Provo also ranked fourth for having the highest percentage of high school diploma holders.
The overall No. 4 ranking for Provo was comprised of both the education level and the quality of education in Provo.
Gonzalez said the education level looked at how many adults had a high school diploma, associate degree or higher as well as the number of doctors per capita and the percentage of workers with jobs in computer engineering and science fields.
The quality of education measured the ranking of the public school systems, the average quality of the universities and the number of enrolled students at the top 200 universities per capita.
Provo is a tech hub and often referred to as Silicon Slopes. I think that's the case because we have a real entrepreneurial spirit and are constantly challenging ourselves.
–Provo Deputy Mayor Corey Norman
Carri Jenkins, spokeswoman for Brigham Young University, said the ranking is greatly affected by having both BYU and Utah Valley University in Utah County.
"Not only does this provide educational opportunities for those who attend both universities, but it also provides an opportunity for our community," she said. "Whether it's the fine arts event (or) the continuing education opportunities at BYU."
The percentage of workers with computer, engineering and science jobs, put Provo in 19th place. Salt Lake City came in 33rd and Ogden at No. 35.
"Provo is a tech hub and often referred to as Silicon Slopes," Norman said. "I think that's the case because we have a real entrepreneurial spirit and are constantly challenging ourselves."
In particular, Norman referenced resources like Google Fiber that provide opportunities to the community.
Jenkins said not only are students being recruited from both universities to work in the computer, engineering and science jobs, but also from Salt Lake County.
"It not only provides a job for our graduates from our universities here and along the Wasatch Front, and will across the state, but it also attracts other businesses and companies to come into the state," Jenkins said.
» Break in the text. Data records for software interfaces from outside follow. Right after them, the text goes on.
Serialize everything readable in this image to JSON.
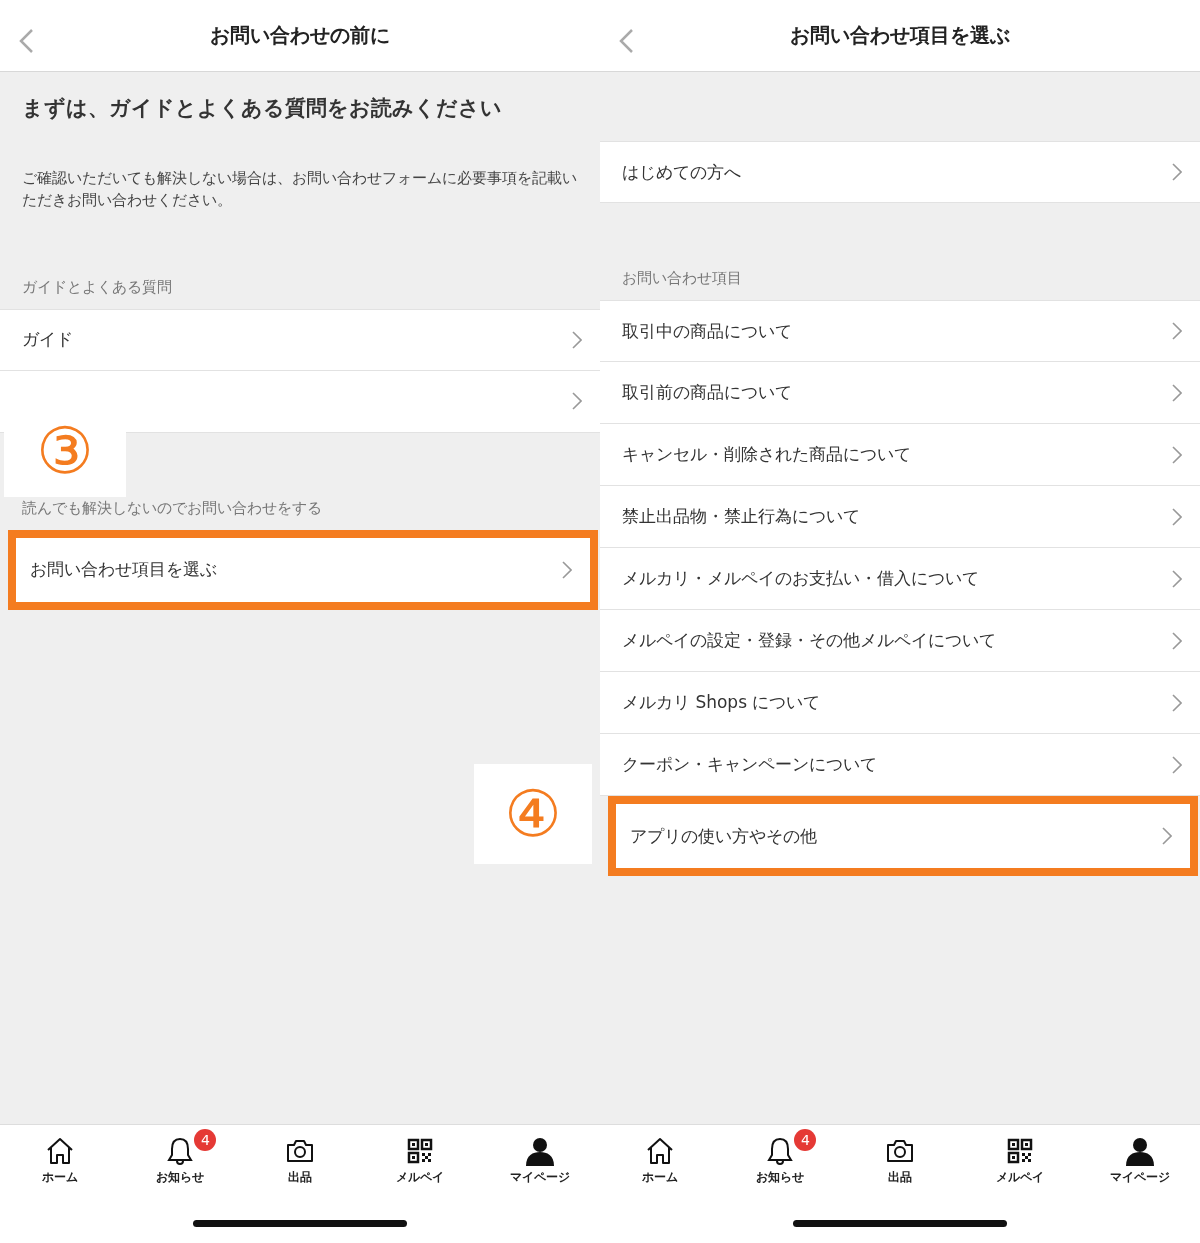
{
  "screens": [
    {
      "title": "お問い合わせの前に",
      "intro": {
        "heading": "まずは、ガイドとよくある質問をお読みください",
        "text": "ご確認いただいても解決しない場合は、お問い合わせフォームに必要事項を記載いただきお問い合わせください。"
      },
      "sections": [
        {
          "label": "ガイドとよくある質問",
          "items": [
            {
              "label": "ガイド",
              "highlighted": false
            },
            {
              "highlighted": false
            }
          ]
        },
        {
          "label": "読んでも解決しないのでお問い合わせをする",
          "items": [
            {
              "label": "お問い合わせ項目を選ぶ",
              "highlighted": true
            }
          ]
        }
      ],
      "tabbar": [
        {
          "kind": "home",
          "label": "ホーム"
        },
        {
          "kind": "bell",
          "label": "お知らせ",
          "badge": "4"
        },
        {
          "kind": "camera",
          "label": "出品"
        },
        {
          "kind": "qr",
          "label": "メルペイ"
        },
        {
          "kind": "person",
          "label": "マイページ"
        }
      ]
    },
    {
      "title": "お問い合わせ項目を選ぶ",
      "sections": [
        {
          "items": [
            {
              "label": "はじめての方へ",
              "highlighted": false
            }
          ]
        },
        {
          "label": "お問い合わせ項目",
          "items": [
            {
              "label": "取引中の商品について",
              "highlighted": false
            },
            {
              "label": "取引前の商品について",
              "highlighted": false
            },
            {
              "label": "キャンセル・削除された商品について",
              "highlighted": false
            },
            {
              "label": "禁止出品物・禁止行為について",
              "highlighted": false
            },
            {
              "label": "メルカリ・メルペイのお支払い・借入について",
              "highlighted": false
            },
            {
              "label": "メルペイの設定・登録・その他メルペイについて",
              "highlighted": false
            },
            {
              "label": "メルカリ Shops について",
              "highlighted": false
            },
            {
              "label": "クーポン・キャンペーンについて",
              "highlighted": false
            },
            {
              "label": "アプリの使い方やその他",
              "highlighted": true
            }
          ]
        }
      ],
      "tabbar": [
        {
          "kind": "home",
          "label": "ホーム"
        },
        {
          "kind": "bell",
          "label": "お知らせ",
          "badge": "4"
        },
        {
          "kind": "camera",
          "label": "出品"
        },
        {
          "kind": "qr",
          "label": "メルペイ"
        },
        {
          "kind": "person",
          "label": "マイページ"
        }
      ]
    }
  ],
  "annotations": [
    {
      "label": "③"
    },
    {
      "label": "④"
    }
  ]
}
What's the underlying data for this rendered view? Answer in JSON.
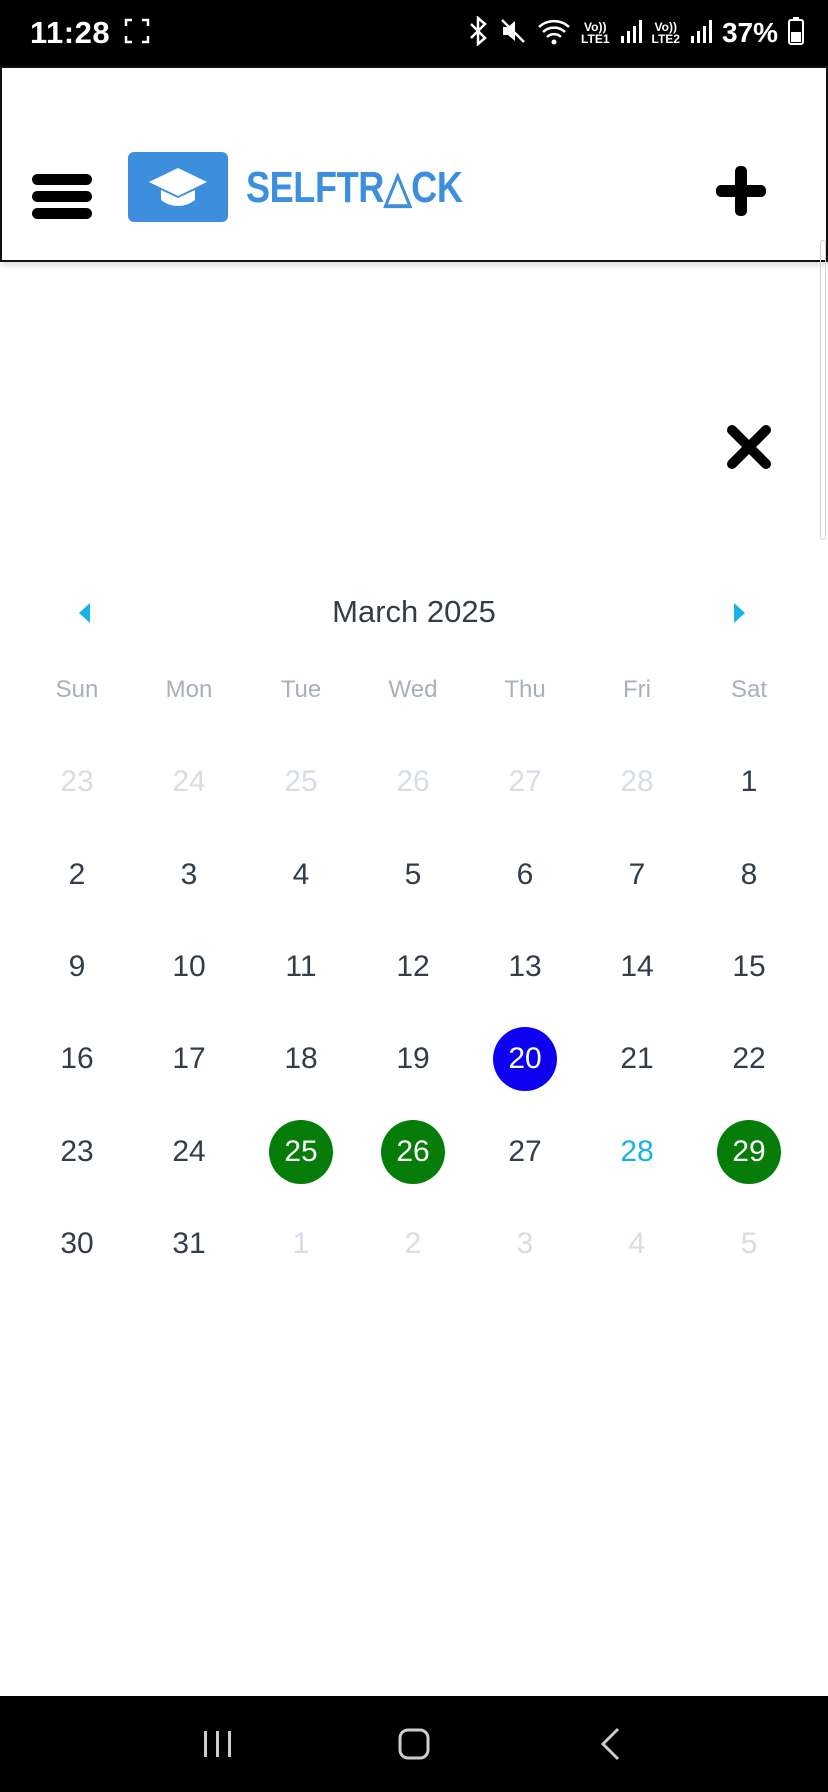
{
  "status_bar": {
    "time": "11:28",
    "lte1_top": "Vo))",
    "lte1_bottom": "LTE1",
    "lte2_top": "Vo))",
    "lte2_bottom": "LTE2",
    "battery": "37%"
  },
  "header": {
    "brand": "SELFTR△CK",
    "colors": {
      "brand": "#3d8fde"
    },
    "icons": [
      "menu-icon",
      "graduation-cap-icon",
      "plus-icon"
    ]
  },
  "calendar": {
    "month_title": "March 2025",
    "weekdays": [
      "Sun",
      "Mon",
      "Tue",
      "Wed",
      "Thu",
      "Fri",
      "Sat"
    ],
    "days": [
      {
        "label": "23",
        "state": "muted"
      },
      {
        "label": "24",
        "state": "muted"
      },
      {
        "label": "25",
        "state": "muted"
      },
      {
        "label": "26",
        "state": "muted"
      },
      {
        "label": "27",
        "state": "muted"
      },
      {
        "label": "28",
        "state": "muted"
      },
      {
        "label": "1",
        "state": "normal"
      },
      {
        "label": "2",
        "state": "normal"
      },
      {
        "label": "3",
        "state": "normal"
      },
      {
        "label": "4",
        "state": "normal"
      },
      {
        "label": "5",
        "state": "normal"
      },
      {
        "label": "6",
        "state": "normal"
      },
      {
        "label": "7",
        "state": "normal"
      },
      {
        "label": "8",
        "state": "normal"
      },
      {
        "label": "9",
        "state": "normal"
      },
      {
        "label": "10",
        "state": "normal"
      },
      {
        "label": "11",
        "state": "normal"
      },
      {
        "label": "12",
        "state": "normal"
      },
      {
        "label": "13",
        "state": "normal"
      },
      {
        "label": "14",
        "state": "normal"
      },
      {
        "label": "15",
        "state": "normal"
      },
      {
        "label": "16",
        "state": "normal"
      },
      {
        "label": "17",
        "state": "normal"
      },
      {
        "label": "18",
        "state": "normal"
      },
      {
        "label": "19",
        "state": "normal"
      },
      {
        "label": "20",
        "state": "today-blue"
      },
      {
        "label": "21",
        "state": "normal"
      },
      {
        "label": "22",
        "state": "normal"
      },
      {
        "label": "23",
        "state": "normal"
      },
      {
        "label": "24",
        "state": "normal"
      },
      {
        "label": "25",
        "state": "marked"
      },
      {
        "label": "26",
        "state": "marked"
      },
      {
        "label": "27",
        "state": "normal"
      },
      {
        "label": "28",
        "state": "highlight"
      },
      {
        "label": "29",
        "state": "marked"
      },
      {
        "label": "30",
        "state": "normal"
      },
      {
        "label": "31",
        "state": "normal"
      },
      {
        "label": "1",
        "state": "muted"
      },
      {
        "label": "2",
        "state": "muted"
      },
      {
        "label": "3",
        "state": "muted"
      },
      {
        "label": "4",
        "state": "muted"
      },
      {
        "label": "5",
        "state": "muted"
      }
    ],
    "colors": {
      "today": "#0d00f0",
      "marked": "#067d08",
      "highlight": "#19b2e6",
      "nav_arrow": "#19b2e6"
    }
  },
  "nav_bar": {
    "icons": [
      "recent-apps-icon",
      "home-icon",
      "back-icon"
    ]
  }
}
Gonzalez echoed Jenkins and said that education is good for cities, not just in Utah but across the country.
"We found that metro areas that really invested in their education system and increased their amount of well-educated workers, you know ultimately have stronger cities," she said. "Not only brian power-wise, but also in the economic sense as well."
Although BYU does have an enrollment cap, Jenkins said the school has received more applications. She said generally BYU students are very ambitious.
"They are really looking at how they can go out and not only make their mark in the world, but also really look at how they can contribute to their communities and to really make the world a better place for all of us," she said.
Salt Lake City ranked as the 46th most educated city, with an education level ranking of 36 and and was ranked 74 in education quality.
Ogden was ranked 89. The education level of Ogden ranked 47th out of 150 and the quality of education was 132.
"It was interesting to see how many people stick around and kind of do high school in a place and then choose not to pursue any higher education," Gonzalez said. "That's where you're going to see the biggest difference."